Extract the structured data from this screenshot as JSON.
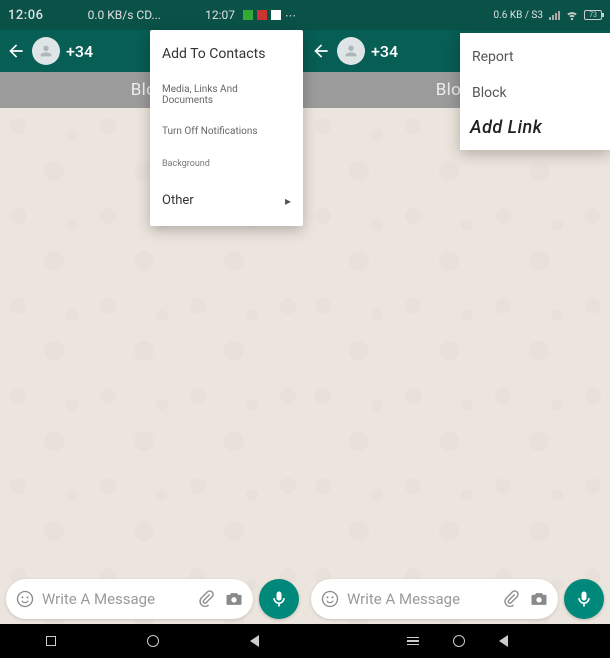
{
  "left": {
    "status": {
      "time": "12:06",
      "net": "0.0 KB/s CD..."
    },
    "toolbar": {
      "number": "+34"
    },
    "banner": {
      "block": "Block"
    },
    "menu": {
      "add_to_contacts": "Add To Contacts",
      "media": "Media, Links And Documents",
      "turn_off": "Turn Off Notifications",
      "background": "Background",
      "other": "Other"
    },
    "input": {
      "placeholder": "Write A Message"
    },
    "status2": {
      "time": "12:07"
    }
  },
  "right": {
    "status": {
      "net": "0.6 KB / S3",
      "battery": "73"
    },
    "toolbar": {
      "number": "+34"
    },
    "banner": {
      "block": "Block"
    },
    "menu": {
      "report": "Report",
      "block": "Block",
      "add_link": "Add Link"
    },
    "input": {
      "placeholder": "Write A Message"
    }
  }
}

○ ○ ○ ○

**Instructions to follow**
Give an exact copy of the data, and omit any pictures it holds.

**Task output**
Extract the structured data from this screenshot as JSON.
{
  "left": {
    "status": {
      "time": "12:06",
      "net": "0.0 KB/s CD..."
    },
    "toolbar": {
      "number": "+34"
    },
    "banner": {
      "block": "Block"
    },
    "menu": {
      "add_to_contacts": "Add To Contacts",
      "media": "Media, Links And Documents",
      "turn_off": "Turn Off Notifications",
      "background": "Background",
      "other": "Other"
    },
    "input": {
      "placeholder": "Write A Message"
    },
    "status2": {
      "time": "12:07"
    }
  },
  "right": {
    "status": {
      "net": "0.6 KB / S3",
      "battery": "73"
    },
    "toolbar": {
      "number": "+34"
    },
    "banner": {
      "block": "Block"
    },
    "menu": {
      "report": "Report",
      "block": "Block",
      "add_link": "Add Link"
    },
    "input": {
      "placeholder": "Write A Message"
    }
  }
}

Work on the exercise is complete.